Caribbean nations need to take measures to help themselves to become more resilient, including launching “a frontal attack” on high energy costs, the head of the Caribbean Development Bank said Thursday as he wrapped up a two-day gathering in Guyana.
Warren Smith said the region’s over dependence on imported oil must be shifted to renewable energy sources. His assertions have been echoed by other institutions, including the Inter-American Development Bank, which last year held a conference in Washington to address the urgency of the matter.
“It is core to the Caribbean reality,” Warren added. “If we are going to build stronger, more prosperous economies, we have to come to terms with the issue of resilience and what is required to make us more resilient.”
Smith opened the annual gathering of CDB member countries by addressing the role of the high price of electricity in the region’s inability to sustain external shocks and be competitive. The region’s competitiveness problem, he said, was at the root of its difficulty in achieving the high rates of economic growth that governments needed to improve standards of living.
“We cannot transform the Caribbean’s competitiveness landscape without a frontal attack on energy costs and the generally poor state of our electricity infrastructure,” he said.
The economic outlook for the Caribbean has been a mixed bag. The global recession forced many nations deeper into debts as development projects came to a halt, tourism arrivals and hotel occupancy rates dropped and food prices rose. Others such as Jamaica and Grenada have had to turn to the International Monetary Fund for a financial bailout, while Barbados has laid off civil servants and other countries, such as St. Lucia, now consider legislating pay cuts.
“The result has been retarded growth, fiscal stress and unsustainable debt,” Guyana’s Foreign Minister Ashni K. Singh said. “That is where we are today, 50 years on, at a place where in some instances the very viability of the vulnerable small state of the Caribbean appears under threat.”
Singh said the meetings with the regional bank governors were “very grueling, very intensive,” but also “extremely fruitful, favorable and strong.”
“The bank has continued to deliver and discharge its mandate in the region,” he said.
Prior to the gathering, the bank announced that it’s own financial outlook had been revised by Standard and Poor’s (S&P) from “negative” to “stable.”

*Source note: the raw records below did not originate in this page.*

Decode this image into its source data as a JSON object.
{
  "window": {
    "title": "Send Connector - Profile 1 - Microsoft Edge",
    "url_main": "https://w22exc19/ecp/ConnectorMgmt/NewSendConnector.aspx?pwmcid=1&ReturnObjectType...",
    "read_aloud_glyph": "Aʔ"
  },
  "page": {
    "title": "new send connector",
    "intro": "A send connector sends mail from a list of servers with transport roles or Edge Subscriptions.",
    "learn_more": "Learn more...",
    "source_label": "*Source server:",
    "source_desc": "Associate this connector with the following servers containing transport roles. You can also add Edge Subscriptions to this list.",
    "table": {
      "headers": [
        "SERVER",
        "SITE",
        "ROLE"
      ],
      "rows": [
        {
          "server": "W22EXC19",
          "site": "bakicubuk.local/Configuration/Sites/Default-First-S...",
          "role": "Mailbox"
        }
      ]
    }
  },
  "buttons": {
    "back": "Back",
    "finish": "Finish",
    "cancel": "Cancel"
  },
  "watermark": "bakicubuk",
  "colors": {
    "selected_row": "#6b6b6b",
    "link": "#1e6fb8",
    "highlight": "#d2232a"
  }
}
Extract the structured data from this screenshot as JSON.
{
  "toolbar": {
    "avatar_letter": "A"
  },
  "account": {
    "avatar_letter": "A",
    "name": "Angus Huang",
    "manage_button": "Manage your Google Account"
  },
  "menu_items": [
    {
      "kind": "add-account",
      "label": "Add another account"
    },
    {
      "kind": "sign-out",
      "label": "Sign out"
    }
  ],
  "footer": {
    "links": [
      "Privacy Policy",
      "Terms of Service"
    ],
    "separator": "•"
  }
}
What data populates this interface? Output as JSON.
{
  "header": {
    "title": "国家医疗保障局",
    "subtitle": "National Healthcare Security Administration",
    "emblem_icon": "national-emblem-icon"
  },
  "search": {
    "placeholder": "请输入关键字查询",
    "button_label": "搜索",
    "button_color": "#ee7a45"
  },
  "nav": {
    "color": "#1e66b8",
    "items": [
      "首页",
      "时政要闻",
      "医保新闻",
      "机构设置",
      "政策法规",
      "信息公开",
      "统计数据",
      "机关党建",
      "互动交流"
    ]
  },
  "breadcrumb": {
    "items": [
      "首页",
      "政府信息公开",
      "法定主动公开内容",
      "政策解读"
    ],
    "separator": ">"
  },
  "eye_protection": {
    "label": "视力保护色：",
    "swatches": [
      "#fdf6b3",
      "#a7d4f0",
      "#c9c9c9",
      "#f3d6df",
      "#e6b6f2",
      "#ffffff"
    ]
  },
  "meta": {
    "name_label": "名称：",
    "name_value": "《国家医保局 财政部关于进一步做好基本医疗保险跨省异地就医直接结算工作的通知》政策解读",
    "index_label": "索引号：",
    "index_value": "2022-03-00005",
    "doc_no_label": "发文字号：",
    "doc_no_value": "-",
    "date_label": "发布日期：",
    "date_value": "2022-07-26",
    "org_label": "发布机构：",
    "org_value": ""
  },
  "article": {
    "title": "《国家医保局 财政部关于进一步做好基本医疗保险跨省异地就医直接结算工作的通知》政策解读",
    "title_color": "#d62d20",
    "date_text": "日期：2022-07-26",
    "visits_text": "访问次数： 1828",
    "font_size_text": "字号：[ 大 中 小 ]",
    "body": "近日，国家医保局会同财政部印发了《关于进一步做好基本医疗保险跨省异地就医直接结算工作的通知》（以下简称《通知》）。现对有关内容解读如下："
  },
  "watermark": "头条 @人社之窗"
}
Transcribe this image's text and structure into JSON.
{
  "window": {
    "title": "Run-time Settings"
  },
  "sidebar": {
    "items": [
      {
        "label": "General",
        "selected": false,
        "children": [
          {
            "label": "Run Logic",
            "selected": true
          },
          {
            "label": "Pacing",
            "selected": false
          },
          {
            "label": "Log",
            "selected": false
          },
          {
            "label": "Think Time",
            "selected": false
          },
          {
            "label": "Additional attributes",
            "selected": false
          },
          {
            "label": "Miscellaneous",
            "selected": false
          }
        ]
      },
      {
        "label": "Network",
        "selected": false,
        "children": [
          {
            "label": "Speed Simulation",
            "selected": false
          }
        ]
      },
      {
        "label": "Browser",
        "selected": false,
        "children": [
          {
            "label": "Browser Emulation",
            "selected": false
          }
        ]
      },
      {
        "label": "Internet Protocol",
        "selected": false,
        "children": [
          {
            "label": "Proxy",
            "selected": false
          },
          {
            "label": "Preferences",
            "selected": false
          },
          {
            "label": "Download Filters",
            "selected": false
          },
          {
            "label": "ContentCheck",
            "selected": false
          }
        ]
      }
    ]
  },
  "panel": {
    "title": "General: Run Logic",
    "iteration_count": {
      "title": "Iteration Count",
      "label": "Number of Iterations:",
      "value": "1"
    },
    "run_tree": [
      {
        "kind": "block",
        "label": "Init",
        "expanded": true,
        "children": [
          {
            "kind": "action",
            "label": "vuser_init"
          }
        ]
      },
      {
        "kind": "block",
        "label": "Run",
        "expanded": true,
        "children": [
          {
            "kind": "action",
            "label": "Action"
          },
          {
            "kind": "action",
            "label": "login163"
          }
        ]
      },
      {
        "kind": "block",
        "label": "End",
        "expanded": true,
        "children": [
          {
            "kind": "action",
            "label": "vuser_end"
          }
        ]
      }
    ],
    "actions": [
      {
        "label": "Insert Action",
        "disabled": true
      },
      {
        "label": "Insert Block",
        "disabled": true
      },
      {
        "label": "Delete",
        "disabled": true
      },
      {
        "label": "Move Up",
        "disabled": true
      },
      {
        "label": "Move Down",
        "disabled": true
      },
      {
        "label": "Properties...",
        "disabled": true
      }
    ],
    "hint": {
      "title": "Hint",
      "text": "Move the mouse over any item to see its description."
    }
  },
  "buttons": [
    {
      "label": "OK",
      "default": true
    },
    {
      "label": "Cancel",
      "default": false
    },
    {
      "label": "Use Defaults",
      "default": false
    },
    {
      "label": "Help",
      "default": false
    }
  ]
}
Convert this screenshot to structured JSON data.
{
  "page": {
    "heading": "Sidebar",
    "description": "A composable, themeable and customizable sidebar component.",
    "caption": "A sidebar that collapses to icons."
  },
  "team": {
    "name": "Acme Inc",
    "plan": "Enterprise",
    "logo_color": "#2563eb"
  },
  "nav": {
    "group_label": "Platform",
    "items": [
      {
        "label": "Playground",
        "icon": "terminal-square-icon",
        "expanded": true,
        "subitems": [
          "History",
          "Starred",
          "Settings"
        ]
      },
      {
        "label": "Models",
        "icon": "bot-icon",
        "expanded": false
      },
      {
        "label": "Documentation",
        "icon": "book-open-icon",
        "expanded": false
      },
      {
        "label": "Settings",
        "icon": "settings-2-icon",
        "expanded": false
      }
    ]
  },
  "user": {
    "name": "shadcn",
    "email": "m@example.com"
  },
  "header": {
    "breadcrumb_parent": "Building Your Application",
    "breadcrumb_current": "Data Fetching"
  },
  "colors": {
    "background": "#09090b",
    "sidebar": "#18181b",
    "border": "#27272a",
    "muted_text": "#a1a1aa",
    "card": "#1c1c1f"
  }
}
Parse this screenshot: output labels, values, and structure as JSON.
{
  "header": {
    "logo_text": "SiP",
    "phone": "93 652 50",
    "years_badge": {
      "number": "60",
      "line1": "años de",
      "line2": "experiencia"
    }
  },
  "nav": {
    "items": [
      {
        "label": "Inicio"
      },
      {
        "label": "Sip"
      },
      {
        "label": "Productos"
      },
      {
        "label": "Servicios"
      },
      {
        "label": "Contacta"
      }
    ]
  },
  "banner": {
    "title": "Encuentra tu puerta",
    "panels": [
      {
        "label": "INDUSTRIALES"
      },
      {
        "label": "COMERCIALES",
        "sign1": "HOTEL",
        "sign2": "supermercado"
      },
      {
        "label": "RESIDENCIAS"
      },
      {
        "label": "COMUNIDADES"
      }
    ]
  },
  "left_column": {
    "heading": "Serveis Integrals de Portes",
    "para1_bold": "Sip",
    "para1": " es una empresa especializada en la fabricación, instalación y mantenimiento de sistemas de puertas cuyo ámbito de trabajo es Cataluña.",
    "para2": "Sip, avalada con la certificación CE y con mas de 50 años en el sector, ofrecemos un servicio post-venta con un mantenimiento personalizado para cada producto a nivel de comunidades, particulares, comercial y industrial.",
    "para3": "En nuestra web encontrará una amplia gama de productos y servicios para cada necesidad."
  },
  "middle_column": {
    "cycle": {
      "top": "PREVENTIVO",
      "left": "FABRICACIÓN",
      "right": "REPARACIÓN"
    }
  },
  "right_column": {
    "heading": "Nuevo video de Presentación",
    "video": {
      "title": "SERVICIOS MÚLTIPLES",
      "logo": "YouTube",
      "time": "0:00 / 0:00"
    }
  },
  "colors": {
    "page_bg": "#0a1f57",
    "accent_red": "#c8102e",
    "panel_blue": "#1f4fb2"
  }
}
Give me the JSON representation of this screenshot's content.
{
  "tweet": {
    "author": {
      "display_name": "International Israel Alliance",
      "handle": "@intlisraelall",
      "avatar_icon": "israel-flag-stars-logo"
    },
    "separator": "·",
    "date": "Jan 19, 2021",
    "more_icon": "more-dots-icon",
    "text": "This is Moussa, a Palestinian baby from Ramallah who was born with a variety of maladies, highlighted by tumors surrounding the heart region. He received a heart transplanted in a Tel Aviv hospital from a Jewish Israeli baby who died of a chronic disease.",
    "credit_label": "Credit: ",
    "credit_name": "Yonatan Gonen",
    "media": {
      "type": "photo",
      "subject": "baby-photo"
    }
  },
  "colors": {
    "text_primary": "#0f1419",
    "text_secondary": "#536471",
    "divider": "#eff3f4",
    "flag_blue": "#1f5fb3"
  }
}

It was agreed that going forward, part of the bank’s strategic focus should be to not just help in the reduction of poverty in the region but also with sustainable growth by assisting nations’ in making the shift to a green economy, supporting entrepreneurs and working with the private sector.
And for those countries that still find themselves in financial difficulty, Smith said, “we are ready and willing to provide the assistance that is necessary.”